Can We Read it Again? Why Re-reading Matters

Current social distancing measures mean that many families are at home with young children with limited access to libraries or new selections of books. Yet even in more normal times, young children often identify a favourite picture storybook and ask, or indeed beg you, to read it over and over again. If you also enjoy the book you may treasure this time together, if not, you might find it becomes a little tedious. However, allow me to share a few thoughts about the benefits of re-reading the same book with young children.

The approach we take when we read with young children influences the extent to which they can actively participate. Much has been written in educational and academic literature about ‘dialogic’ shared book reading. In summary, a dialogic approach to book sharing involves a high level of ‘book chat’; children are considered active participants in the reading, rather than passive listeners. It is about reading with children, not simply to them (e.g. Whitehurst et al., 1988; Kindle, 2013). Of course, you can encourage ‘book chat’ with your child whether you are on the first reading of the book, or the twenty-first. However, the findings of a small study (Rodriguez Leon and Payler, in preparation) indicate that as children become more familiar with a book, they show greater confidence to enact reader behaviours and are better positioned to engage in deeper level narrative related dialogue.

Enacting Reader Behaviours
Reading with your child allows them to engage with books that they cannot yet manage independently. In addition, when you read with children, you model what competent readers do
when they read. As children become familiar with the narrative, they can become a partner, or indeed take up some of the reading, particularly when the book contains repetitive refrains, such as The Bear Hunt (Michael Rosen) or Dear Zoo (Rod Campbell). They may be drawing on memory rather than their emerging decoding skills, yet nonetheless, through these experiences young children develop crucial knowledge and understandings about the reading process.

For instance, younger children might imitate the way in which you hold the book and turn the pages. They may attempt to track the print with their index finger, and in doing so are beginning to recognise the correspondence of the written and spoken word. Children often use exaggerated intonation when retelling stories to emphasise meaning. Including a range of soft toys, or perhaps your pet, provides an audience and might encourage your child to roleplay being the teacher or parent.

Depth of Dialogue and Thinking

One key finding of our study was that the depth of the dialogue, and the complexity of children’s thinking increased as they became more familiar with a book. During the first readings, the children’s responses tended to reflect a surface level understanding of the narrative. Their comments focused on factual elements of the book, sometimes seeking reassurance that they had arrived at the ‘correct’ understanding.

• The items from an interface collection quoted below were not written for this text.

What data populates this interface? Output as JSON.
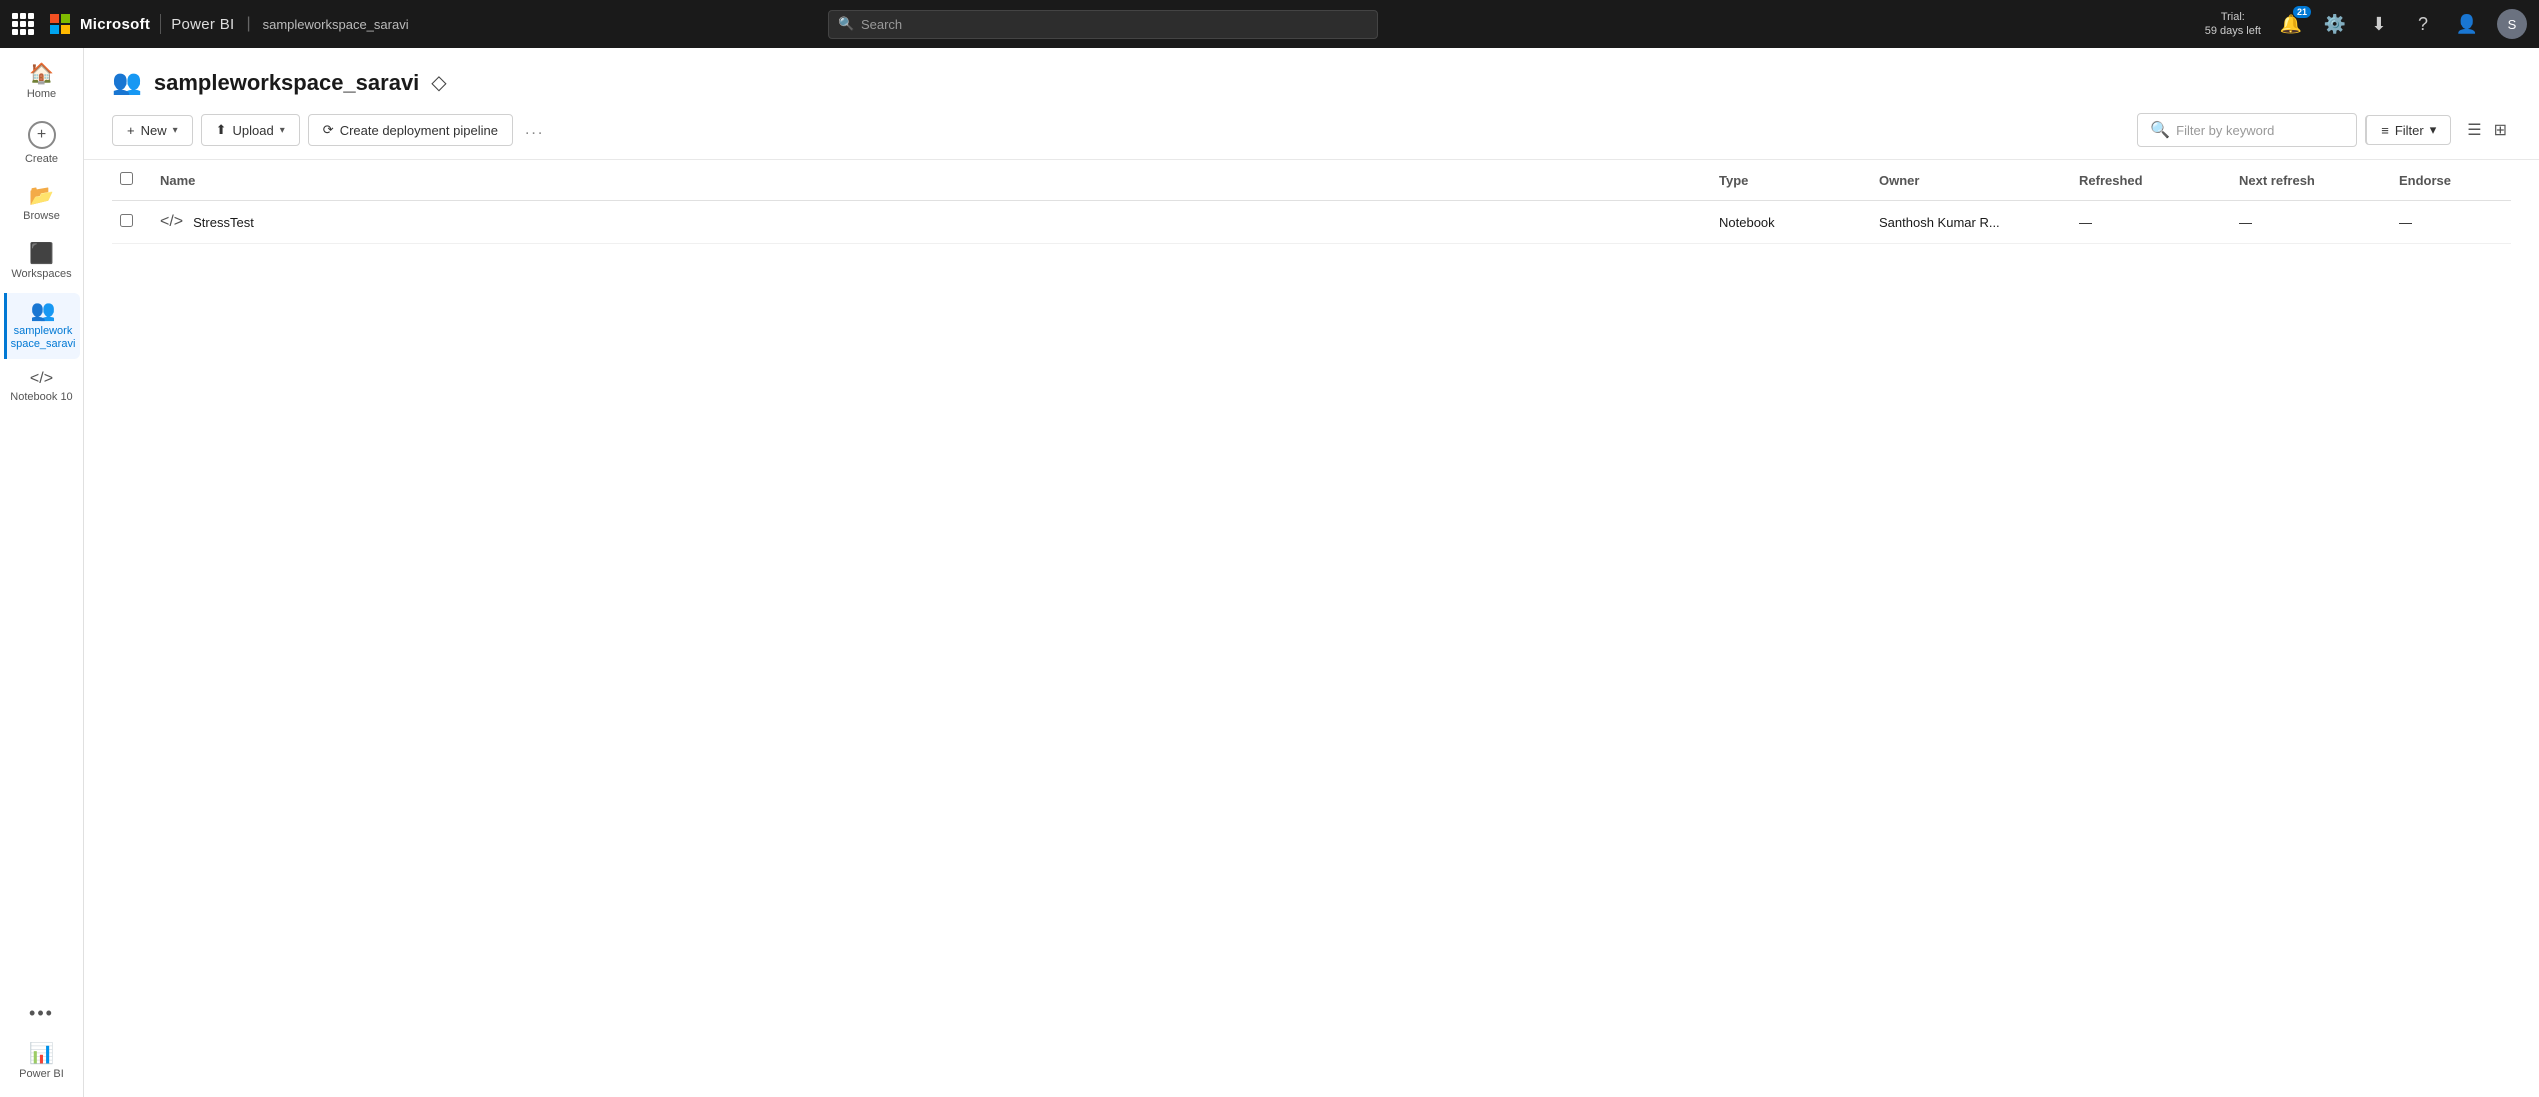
{
  "topbar": {
    "brand": "Microsoft",
    "product": "Power BI",
    "workspace": "sampleworkspace_saravi",
    "search_placeholder": "Search",
    "trial_line1": "Trial:",
    "trial_line2": "59 days left",
    "notif_count": "21"
  },
  "sidebar": {
    "items": [
      {
        "id": "home",
        "label": "Home",
        "icon": "🏠"
      },
      {
        "id": "create",
        "label": "Create",
        "icon": "➕"
      },
      {
        "id": "browse",
        "label": "Browse",
        "icon": "📁"
      },
      {
        "id": "workspaces",
        "label": "Workspaces",
        "icon": "⬛"
      },
      {
        "id": "sampleworkspace",
        "label": "samplework space_saravi",
        "icon": "👥",
        "active": true
      },
      {
        "id": "notebook10",
        "label": "Notebook 10",
        "icon": "⌨️"
      }
    ],
    "more_label": "...",
    "bottom_label": "Power BI",
    "bottom_icon": "📊"
  },
  "content": {
    "workspace_icon": "👥",
    "workspace_title": "sampleworkspace_saravi",
    "diamond_icon": "◇",
    "toolbar": {
      "new_label": "New",
      "upload_label": "Upload",
      "pipeline_label": "Create deployment pipeline",
      "more_label": "...",
      "filter_placeholder": "Filter by keyword",
      "filter_btn_label": "Filter"
    },
    "table": {
      "columns": [
        "Name",
        "Type",
        "Owner",
        "Refreshed",
        "Next refresh",
        "Endorse"
      ],
      "rows": [
        {
          "name": "StressTest",
          "type": "Notebook",
          "owner": "Santhosh Kumar R...",
          "refreshed": "—",
          "next_refresh": "—",
          "endorse": "—"
        }
      ]
    }
  }
}
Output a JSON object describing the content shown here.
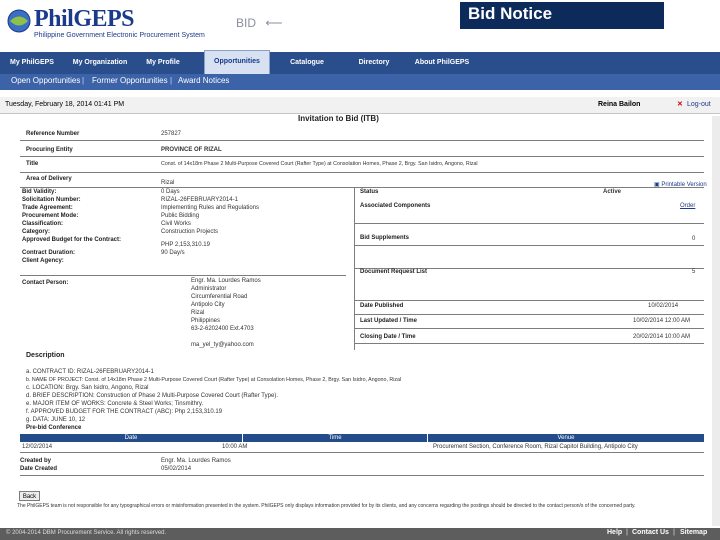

In contrast, in subsequent readings the book chat developed, and the children began to question and critique the character’s intentions and actions; they formed hypothesises and grappled with alternative possibilities. For example, at the point when the Mother Owl returns in Owl Babies (Martin Waddell), one child, Amelia suggested that the mother should have said, “Sorry I left you all alone”. Amelia, it seems, was contemplating the owl’s behaviours in relation to her own understanding of parental duty of care!

During a re-reading of Shark in the Dark (Nick Sharratt), another of the focal children anticipated what was about to happen and questioned why the boy was not looking down. Our study tentatively concluded that prior narrative knowledge supported children to engage in deeper level thinking and dialogue around the storyline.

Thus, opportunities for book chat and to become familiar with a book through multiple re-readings may enable children to engage more creatively, develop critical thinking skills and contemplate multiple interpretations of the narrative. So, when your child selects the same book for the umpteenth time, embrace it! It’s not simply a repeat, there are new potentials and possibilities in every re-reading.



Dr Lucy Rodriguez Leon is a Lecturer in Early Childhood at The Open University. Her research focuses on young children’s early experiences with literacy.

Kindle, K. (2013). Interactive Reading in Preschool: Improving Practice through Professional Development. Reading Improvement. 50(4): 175-188
Rodriguez Leon, L. and Payler, P. (in preparation). Surfacing complexity in shared book reading: the role of affordance, repetition and modal appropriation in children’s participation.
Whitehurst, G., Falco, F., Lonigan, C., Fischel, J., DeBaryshe, B., Valdez-Menchaca, M. and Caulfield, M. (1988).
Accelerating Language Development through Picture Book Reading. Developmental Psychology. 24(4): 552-59.

Dr. Lucy Rodriguez-Leon

Dr. Lucy Rodriguez Leon is a Lecturer in Early Childhood at The Open University. Her research focuses on young children’s early experiences with literacy.